◆ WORK TO COMPLETE
Look through the lines below and extract any with the word "icon".

*** Opening of GIVEN DATA ***

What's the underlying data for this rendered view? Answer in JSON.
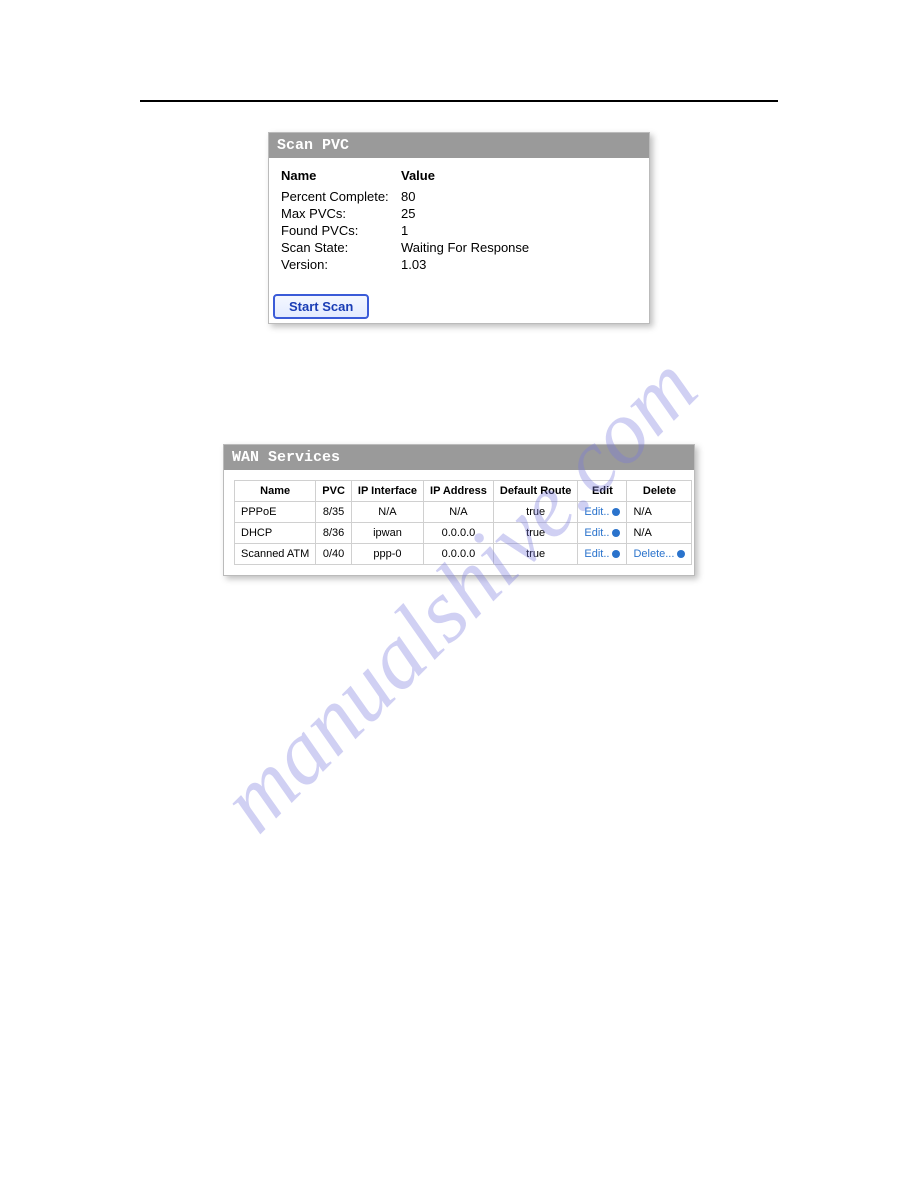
{
  "watermark": "manualshive.com",
  "scan_pvc": {
    "title": "Scan PVC",
    "headers": {
      "name": "Name",
      "value": "Value"
    },
    "rows": [
      {
        "name": "Percent Complete:",
        "value": "80"
      },
      {
        "name": "Max PVCs:",
        "value": "25"
      },
      {
        "name": "Found PVCs:",
        "value": "1"
      },
      {
        "name": "Scan State:",
        "value": "Waiting For Response"
      },
      {
        "name": "Version:",
        "value": "1.03"
      }
    ],
    "button": "Start Scan"
  },
  "wan": {
    "title": "WAN Services",
    "headers": [
      "Name",
      "PVC",
      "IP Interface",
      "IP Address",
      "Default Route",
      "Edit",
      "Delete"
    ],
    "rows": [
      {
        "name": "PPPoE",
        "pvc": "8/35",
        "iface": "N/A",
        "ip": "N/A",
        "route": "true",
        "edit": "Edit..",
        "del": "N/A",
        "del_link": false
      },
      {
        "name": "DHCP",
        "pvc": "8/36",
        "iface": "ipwan",
        "ip": "0.0.0.0",
        "route": "true",
        "edit": "Edit..",
        "del": "N/A",
        "del_link": false
      },
      {
        "name": "Scanned ATM",
        "pvc": "0/40",
        "iface": "ppp-0",
        "ip": "0.0.0.0",
        "route": "true",
        "edit": "Edit..",
        "del": "Delete...",
        "del_link": true
      }
    ]
  }
}
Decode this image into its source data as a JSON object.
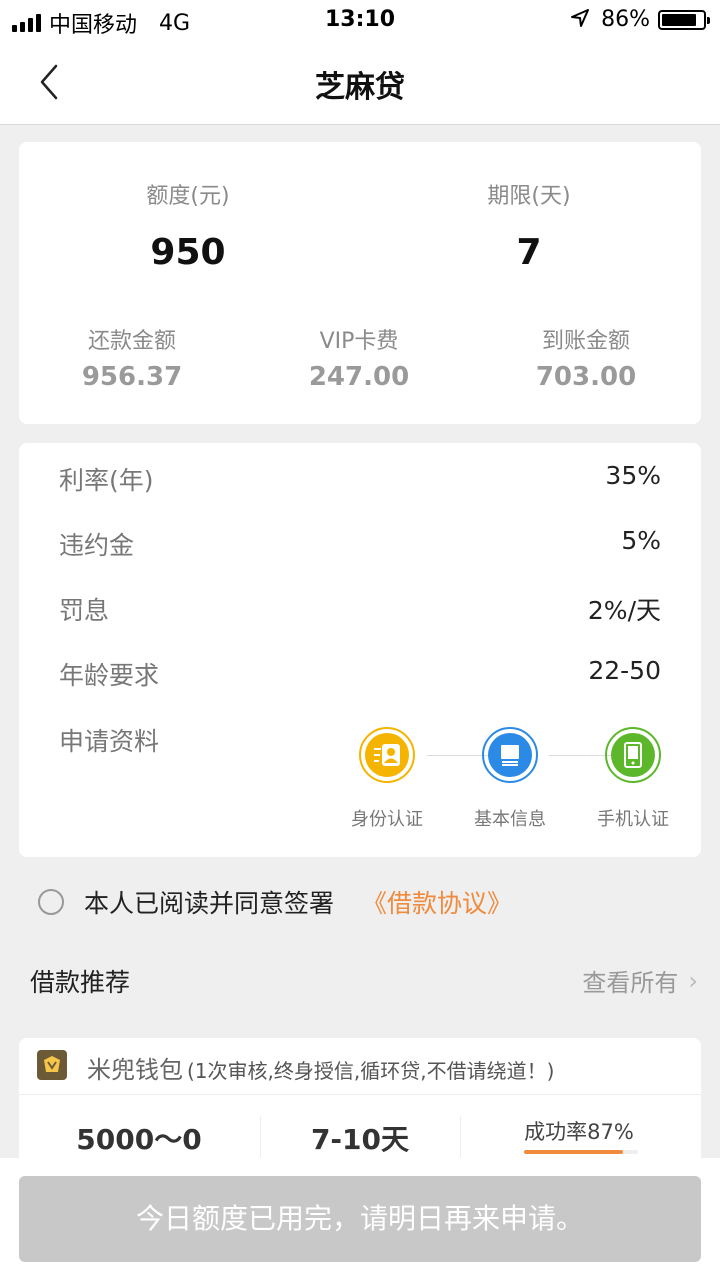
{
  "status_bar": {
    "carrier": "中国移动",
    "network": "4G",
    "time": "13:10",
    "battery_text": "86%",
    "battery_level": 0.86
  },
  "nav": {
    "title": "芝麻贷"
  },
  "summary": {
    "quota_label": "额度(元)",
    "quota_value": "950",
    "term_label": "期限(天)",
    "term_value": "7",
    "repay_label": "还款金额",
    "repay_value": "956.37",
    "vip_label": "VIP卡费",
    "vip_value": "247.00",
    "arrival_label": "到账金额",
    "arrival_value": "703.00"
  },
  "details": [
    {
      "label": "利率(年)",
      "value": "35%"
    },
    {
      "label": "违约金",
      "value": "5%"
    },
    {
      "label": "罚息",
      "value": "2%/天"
    },
    {
      "label": "年龄要求",
      "value": "22-50"
    }
  ],
  "materials": {
    "label": "申请资料",
    "steps": [
      {
        "label": "身份认证",
        "icon": "id-card-icon",
        "color": "#f5b400"
      },
      {
        "label": "基本信息",
        "icon": "info-doc-icon",
        "color": "#2b8ae6"
      },
      {
        "label": "手机认证",
        "icon": "phone-icon",
        "color": "#5cb82a"
      }
    ]
  },
  "agreement": {
    "text": "本人已阅读并同意签署",
    "link": "《借款协议》"
  },
  "recommend": {
    "title": "借款推荐",
    "more": "查看所有",
    "product": {
      "name": "米兜钱包",
      "desc": "(1次审核,终身授信,循环贷,不借请绕道！)",
      "amount": "5000～0",
      "term": "7-10天",
      "success_rate": "成功率87%",
      "success_fraction": 0.87
    }
  },
  "submit": {
    "label": "今日额度已用完，请明日再来申请。"
  },
  "colors": {
    "accent": "#f08a3c",
    "disabled_button": "#c8c8c8"
  }
}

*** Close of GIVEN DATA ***

◆ TASK RESULT
        "icon": "id-card-icon",
        "icon": "info-doc-icon",
        "icon": "phone-icon",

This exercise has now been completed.